Newsletters




Enterprises Take Their First Cautious Steps Into Cloud Databases

<< back Page 4 of 4

Bookmark and Share

With data increasingly being generated in the cloud and housed there as well, the next step for the data lifecycle is to be able to analyze it there, said Patel. “This new data, rich with customer interactions and transactions, offers tremendous opportunities for insights. ‘What if’ questions are taking on a whole new dimension, since data can be cross-referenced from literally dozens of sources to provide insights never before possible.”

Another potential breakthrough area for cloud is development and testing, said Joe Pasqua, senior vice president of product strategy for MarkLogic. He noted that the rise of cloud databases is similar to “the pattern we saw with the adoption of virtualization technology—first it is dev and test, later production.” Web applications tend to be the earliest adopters of cloud databases in the production arena, he added.

The mobile applications arena is another area that may flourish as cloud databases develop. Mike Miller, co-founder and chief scientist for Cloudant, pointed out that he is seeing a “continued emphasis on mobile applications, which almost always necessitate using the cloud to transfer data.” While mobile networks may be reliable, “writing data locally to devices first, then syncing and replicating that data to a cloud database whenever reliable connectivity is present, is a more logical and robust architecture,” he added.

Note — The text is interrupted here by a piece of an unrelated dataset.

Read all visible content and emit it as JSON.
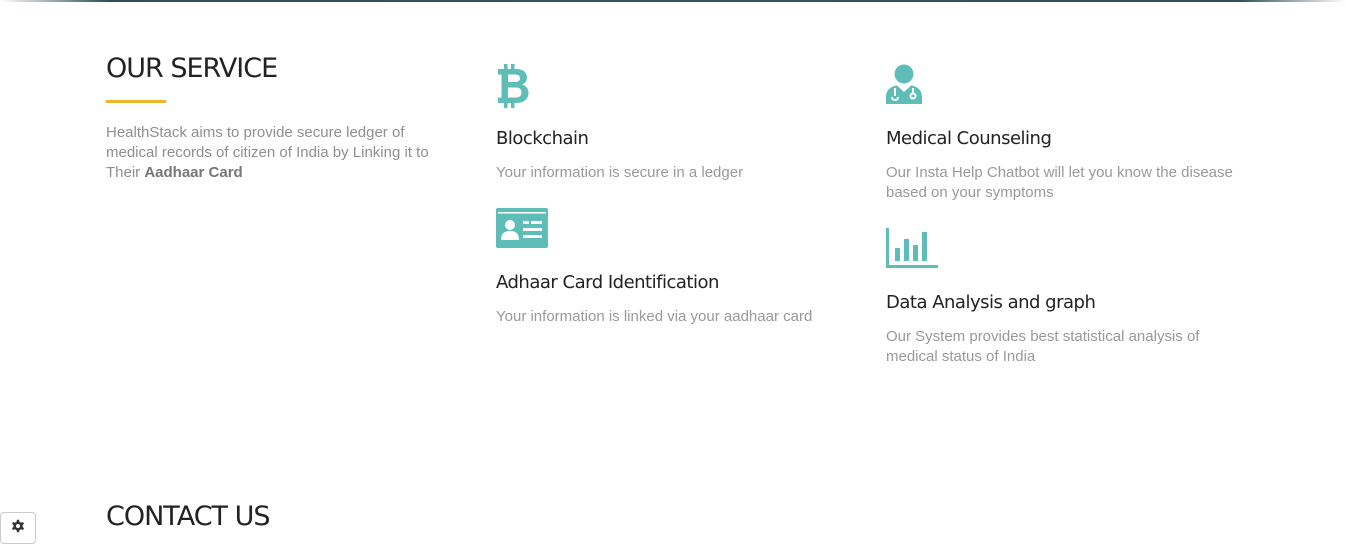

Cloud Databases Can Pose Integration Challenges

Ultimately, as cloud databases dig deeper into the enterprise—especially as they support operational ERP and CRM—enterprises will encounter integration issues. As was the case when on-premises databases and applications began their expansion 2 decades ago, “there is an almost immediate need to begin to integrate, requiring multiple data sources with multiple configurations to be combined,” said Tony Fisher, vice president data collaboration and integration at Progress Software. “We are seeing the same issues with cloud computing as successful cloud applications need to be combined with other cloud and non-cloud applications. The problems of integration are as complex and varied as the databases being used to store data. While cloud computing has provided a cheaper, easier way to create and run applications and store information, it has also created a new set of integration problems.”

However, even for smaller, entrepreneurial organizations, growth brings increasing complexity—even with cloud. “With the cloud, it’s simpler to get started but more complex when your data volumes grow large,” said Selland. “Managing multiple-terabyte nodes in a cloud environment is significantly more complex, and security and data governance concerns add complexity as well.”

As with on-premises databases, the problem is scaling, said Robin Purohit, CEO of Clustrix. “With new applications being developed for the cloud environment, the data layer for a modern application is becoming increasingly complex with multiple data stores, and, as a result, choosing the correct database requires understanding a market and database landscape that is complex, fragmented, and rapidly available.”

However, any new approach to technology management brings some level of complexity at the onset, said Wojtasiak. “If designed well—with all use cases and parameters taken into consideration— deploying DBaaS can and will make database management much more efficient and, I believe, less complex.”

An Increased Focus on Cloud Choice

Looking ahead, experts expect an increased focus on choice that will support the growth of public cloud adoption over the next 2 years, as businesses look for ways to scale big data analytics and expand their cloud environments.

“Today, the market positions the cloud as a disruptive technology, armed with the capabilities to overtake markets tier by tier,” said McClure. “Soon, many enterprises will start to relieve their private cloud environments of applications, although private cloud growth will continue for the more heavily regulated industries. With the benefits of infrastructure efficiencies and dynamic scaling, pairing cloud adoption with virtualization of mission-critical apps will ensure an enterprise’s data center is a well-oiled machine.” 

<< back Page 4 of 4

Related Articles

Cloud technologies and frameworks have matured in recent years and enterprises are realizing the benefits cloud adoption presents. The future of cloud deployments will involve rapid adoption of new technology frameworks beyond Hadoop, open standards in the area of cloud security, identity, and trust, as well as a universal and simple query language for aggregating data from legacy and emerging data stores.

Posted March 27, 2014

Sponsors